The Pom Pom Girls (C, 1976) aka Palisades High. This Crown International drive-in movie is so completely plotless that you can’t even impose one on it. A couple of high school football players and cheerleaders hang around trying to have fun in an irresponsible manner. They drive around, chug beers, play pranks on rival schools, steal a fire truck so they can spray water at people, dump food on each other’s heads, have sex, cut class, punch out their coach, fight over girls, and do a chicken run toward a cliff (which seems an attempt to inject some eleventh-hour substance on the film, but even that is torn away). I would say it’s episodic, but really, there aren’t even episodes, just random-whatever’s-happening-at-the-moment stuff. If you’re looking for a story, you’re better off with an Archie comic, but these were mainly intended to be background noise while the audience made out at the drive-in. None of these “high school kids” looks younger than 25. Available on cheap-as-hell drive-in DVD collections, which is the only reason I ended up seeing it.

Religious (C, 2008) Bill Maher makes guys like me happy and pisses off the rest of the world with this comedic documentary/ indictment on the absurdities of religion. Traveling the world to visit representatives (both wise-in-their-way and outright wacky) of various religions and asks them questions from an atheistic perspective. The answers he gets are never satisfying and reveal that people have faith in gods just because they want to and not due to anything even remotely empirical, and some of their defenses are hilarious. Despite that, the tone isn’t really mocking, and even though Maher’s interviewees do come across as deluded, most of them also seem sincere and well-intentioned, and Maher seems to like them even if he strongly disagrees with their conclusions. And, whatever they’re lacking in pragmatism, they approach the debates as if they’re going to win them; they’re as convinced of their side of the argument as Maher is of his. Maher does allow them their say… if only because their own words are usually the strongest argument that they’re wrong. He does conclude at the end that religion is a dangerous artifact that mankind needs to outgrow, but he’s a lot more fair and honest with his targets than Ben Stein was with the doctored interviews and irresponsible (and utterly wrong) claims made in Expelled, which came out around the same time. Definitely recommended to those who feel like the only sane person trapped in an asylum, but not destined to make believers all that happy. But, given the disproportionate number of religious movies that come out, it’s nice that we’re allowed at least this much. Thanks, Bill!

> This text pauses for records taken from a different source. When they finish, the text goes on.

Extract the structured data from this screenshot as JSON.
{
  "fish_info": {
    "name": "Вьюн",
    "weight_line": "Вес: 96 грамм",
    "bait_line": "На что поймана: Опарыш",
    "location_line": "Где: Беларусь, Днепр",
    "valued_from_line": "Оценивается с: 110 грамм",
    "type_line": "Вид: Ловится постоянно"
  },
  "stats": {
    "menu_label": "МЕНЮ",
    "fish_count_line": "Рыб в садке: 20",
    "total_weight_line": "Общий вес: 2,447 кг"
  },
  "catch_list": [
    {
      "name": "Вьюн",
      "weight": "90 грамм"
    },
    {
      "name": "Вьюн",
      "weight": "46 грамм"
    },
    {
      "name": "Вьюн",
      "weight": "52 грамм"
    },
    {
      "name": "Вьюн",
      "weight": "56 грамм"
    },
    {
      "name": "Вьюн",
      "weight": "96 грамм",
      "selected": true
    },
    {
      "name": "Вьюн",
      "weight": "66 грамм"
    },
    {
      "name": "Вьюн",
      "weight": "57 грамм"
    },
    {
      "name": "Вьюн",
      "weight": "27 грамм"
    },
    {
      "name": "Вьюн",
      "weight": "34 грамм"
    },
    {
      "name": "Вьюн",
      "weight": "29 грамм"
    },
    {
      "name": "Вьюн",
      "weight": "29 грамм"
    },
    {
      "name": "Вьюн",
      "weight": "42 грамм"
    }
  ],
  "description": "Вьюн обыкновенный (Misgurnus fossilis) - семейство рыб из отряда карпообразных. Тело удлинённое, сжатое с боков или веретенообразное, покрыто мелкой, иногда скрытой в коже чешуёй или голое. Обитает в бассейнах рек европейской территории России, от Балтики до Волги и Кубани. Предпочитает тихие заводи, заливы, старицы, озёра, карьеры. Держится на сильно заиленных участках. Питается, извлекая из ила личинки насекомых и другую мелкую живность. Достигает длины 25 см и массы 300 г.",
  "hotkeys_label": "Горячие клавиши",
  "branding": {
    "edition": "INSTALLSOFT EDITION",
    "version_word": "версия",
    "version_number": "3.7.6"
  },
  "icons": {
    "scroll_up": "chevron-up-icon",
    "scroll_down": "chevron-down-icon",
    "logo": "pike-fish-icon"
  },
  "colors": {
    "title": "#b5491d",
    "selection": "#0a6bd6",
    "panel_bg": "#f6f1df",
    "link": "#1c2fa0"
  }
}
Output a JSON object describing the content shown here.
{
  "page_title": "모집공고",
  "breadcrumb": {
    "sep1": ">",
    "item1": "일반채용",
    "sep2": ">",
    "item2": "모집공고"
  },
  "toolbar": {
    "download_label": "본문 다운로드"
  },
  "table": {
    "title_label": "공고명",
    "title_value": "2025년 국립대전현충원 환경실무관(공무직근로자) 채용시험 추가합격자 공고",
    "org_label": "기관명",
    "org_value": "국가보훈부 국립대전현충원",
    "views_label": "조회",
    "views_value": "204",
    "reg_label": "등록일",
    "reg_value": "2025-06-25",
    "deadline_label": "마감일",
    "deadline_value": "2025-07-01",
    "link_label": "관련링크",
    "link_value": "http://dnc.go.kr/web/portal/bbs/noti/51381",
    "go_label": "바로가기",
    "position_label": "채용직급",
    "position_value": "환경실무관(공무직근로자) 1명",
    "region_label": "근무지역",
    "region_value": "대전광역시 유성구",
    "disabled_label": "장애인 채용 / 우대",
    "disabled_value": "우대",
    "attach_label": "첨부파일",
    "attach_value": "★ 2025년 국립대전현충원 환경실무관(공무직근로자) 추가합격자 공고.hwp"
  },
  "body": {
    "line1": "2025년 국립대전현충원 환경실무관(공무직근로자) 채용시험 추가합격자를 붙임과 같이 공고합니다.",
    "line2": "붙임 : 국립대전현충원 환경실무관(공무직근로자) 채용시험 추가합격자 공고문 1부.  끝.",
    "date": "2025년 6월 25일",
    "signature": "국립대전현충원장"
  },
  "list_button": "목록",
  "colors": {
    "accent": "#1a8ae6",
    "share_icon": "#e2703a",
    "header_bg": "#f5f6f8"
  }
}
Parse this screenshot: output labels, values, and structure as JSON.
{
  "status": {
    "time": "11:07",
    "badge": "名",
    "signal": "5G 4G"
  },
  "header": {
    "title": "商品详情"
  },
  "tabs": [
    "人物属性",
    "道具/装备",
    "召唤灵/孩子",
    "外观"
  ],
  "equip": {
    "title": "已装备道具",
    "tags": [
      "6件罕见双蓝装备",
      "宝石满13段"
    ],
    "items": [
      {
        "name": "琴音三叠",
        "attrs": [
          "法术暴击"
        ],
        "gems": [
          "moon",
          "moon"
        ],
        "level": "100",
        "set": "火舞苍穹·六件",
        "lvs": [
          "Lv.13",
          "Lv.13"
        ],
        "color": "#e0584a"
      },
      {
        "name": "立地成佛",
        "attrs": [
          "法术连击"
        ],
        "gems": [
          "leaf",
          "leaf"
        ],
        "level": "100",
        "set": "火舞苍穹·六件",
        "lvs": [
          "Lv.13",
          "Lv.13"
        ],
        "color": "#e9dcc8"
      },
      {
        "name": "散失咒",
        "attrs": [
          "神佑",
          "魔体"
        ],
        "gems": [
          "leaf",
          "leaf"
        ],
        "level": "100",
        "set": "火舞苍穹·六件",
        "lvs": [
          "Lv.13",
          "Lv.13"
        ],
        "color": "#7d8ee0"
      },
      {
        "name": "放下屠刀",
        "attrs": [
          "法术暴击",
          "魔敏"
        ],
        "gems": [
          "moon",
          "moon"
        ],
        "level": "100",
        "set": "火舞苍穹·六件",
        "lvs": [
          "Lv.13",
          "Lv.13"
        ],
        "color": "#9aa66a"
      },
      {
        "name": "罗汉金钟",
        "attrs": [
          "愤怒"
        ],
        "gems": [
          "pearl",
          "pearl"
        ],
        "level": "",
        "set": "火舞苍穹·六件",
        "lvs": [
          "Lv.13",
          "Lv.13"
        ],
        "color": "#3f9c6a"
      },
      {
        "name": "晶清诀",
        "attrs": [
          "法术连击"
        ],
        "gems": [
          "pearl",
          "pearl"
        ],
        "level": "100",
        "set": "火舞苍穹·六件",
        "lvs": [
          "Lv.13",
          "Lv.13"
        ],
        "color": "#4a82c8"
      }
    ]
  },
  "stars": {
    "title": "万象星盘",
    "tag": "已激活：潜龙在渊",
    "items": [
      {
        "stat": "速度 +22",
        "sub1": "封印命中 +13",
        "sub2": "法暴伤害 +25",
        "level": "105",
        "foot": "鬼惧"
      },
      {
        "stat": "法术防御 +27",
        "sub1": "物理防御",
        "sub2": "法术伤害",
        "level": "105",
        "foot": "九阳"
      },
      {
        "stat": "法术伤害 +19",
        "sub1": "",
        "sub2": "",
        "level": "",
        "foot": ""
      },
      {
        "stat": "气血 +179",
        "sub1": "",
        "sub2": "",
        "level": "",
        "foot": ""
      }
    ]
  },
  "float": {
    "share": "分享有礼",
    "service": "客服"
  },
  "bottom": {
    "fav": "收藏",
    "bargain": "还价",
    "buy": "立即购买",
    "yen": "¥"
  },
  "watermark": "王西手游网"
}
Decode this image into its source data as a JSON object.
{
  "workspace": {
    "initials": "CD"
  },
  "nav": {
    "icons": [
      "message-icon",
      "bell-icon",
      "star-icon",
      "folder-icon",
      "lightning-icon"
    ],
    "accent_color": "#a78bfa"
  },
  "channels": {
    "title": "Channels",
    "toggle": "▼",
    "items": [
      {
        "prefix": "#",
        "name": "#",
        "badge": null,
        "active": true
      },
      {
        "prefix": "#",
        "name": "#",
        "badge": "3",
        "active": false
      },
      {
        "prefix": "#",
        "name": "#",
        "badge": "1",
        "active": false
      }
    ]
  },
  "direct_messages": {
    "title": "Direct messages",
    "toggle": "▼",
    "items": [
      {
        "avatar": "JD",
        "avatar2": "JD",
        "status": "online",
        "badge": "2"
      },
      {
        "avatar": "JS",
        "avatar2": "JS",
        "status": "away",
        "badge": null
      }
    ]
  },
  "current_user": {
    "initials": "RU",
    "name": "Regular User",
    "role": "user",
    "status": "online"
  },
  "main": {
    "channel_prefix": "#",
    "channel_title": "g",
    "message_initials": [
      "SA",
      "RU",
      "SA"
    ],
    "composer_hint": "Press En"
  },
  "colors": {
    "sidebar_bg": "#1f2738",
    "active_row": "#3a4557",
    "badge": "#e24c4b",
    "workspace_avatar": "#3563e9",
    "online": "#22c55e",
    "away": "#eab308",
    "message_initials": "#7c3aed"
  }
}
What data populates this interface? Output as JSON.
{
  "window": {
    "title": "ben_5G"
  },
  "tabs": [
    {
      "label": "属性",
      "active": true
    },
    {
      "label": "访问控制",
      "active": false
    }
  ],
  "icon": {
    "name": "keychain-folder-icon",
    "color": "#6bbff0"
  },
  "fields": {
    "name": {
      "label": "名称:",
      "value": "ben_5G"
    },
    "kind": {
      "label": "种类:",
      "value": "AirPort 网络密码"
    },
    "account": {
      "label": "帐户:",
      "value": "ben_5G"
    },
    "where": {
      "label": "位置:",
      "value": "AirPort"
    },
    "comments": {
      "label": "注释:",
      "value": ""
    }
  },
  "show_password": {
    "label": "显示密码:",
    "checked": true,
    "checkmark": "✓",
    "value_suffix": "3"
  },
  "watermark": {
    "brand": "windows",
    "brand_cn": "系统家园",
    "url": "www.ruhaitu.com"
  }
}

The Van (C, 1976) aka Chevy Van, My Love Van. A California teen named Bobby is perpetually horny-to-the-point-of-distraction (he can’t even drive through green lights if there’s a girl to look at) but he has several strikes against him. First, he’s a pretty homely rascal, with scraggly red hair and a perpetually-creased face. Second, he appears to be simpleminded, constantly laughing for no reason and bouncing up and down. Yes, Bobby is a textbook case of unusable, so he figures he can compensate by buying a tricked-out van. Saving money from his car wash job, he buys a rolling love nest complete with waterbed and mirrored ceiling (and hopefully shock absorbers in the driver’s seat because Bobby just can’t drive without bouncing up and down with idiot glee). After pulling a few pranks (giving his co-workers beer laced with castor oil and locking the men’s room) he starts trying to pick up girls at the pizza parlor. Mostly he strikes out, but one counter girl with a hugenormous ass busts his waterbed. His friends get more action Bobby’s van than he does (mainly because he’s got the seduction skills of a rapist) and he even ends up hitchhiking. Finally he screws the girlfriend of a musclebound van-drag-racer named Dugan (“Nobody, nobody, calls Dugan a turd!”) and ends up having to race him to keep his van. Will our hero find fulfillment? Who cares, he’s a moron. Dumb ‘70’s hedonism, typical of the drive-in fodder that Crown International used to turn out. Danny DeVito has a small role… and that’s not supposed to be a joke but I guess it’d work as one. Even though the van’s a Dodge, the movie got retitled “Chevy Van” after the terrible Sammy Johns song that gets played over and over.

No comments:

Post a Comment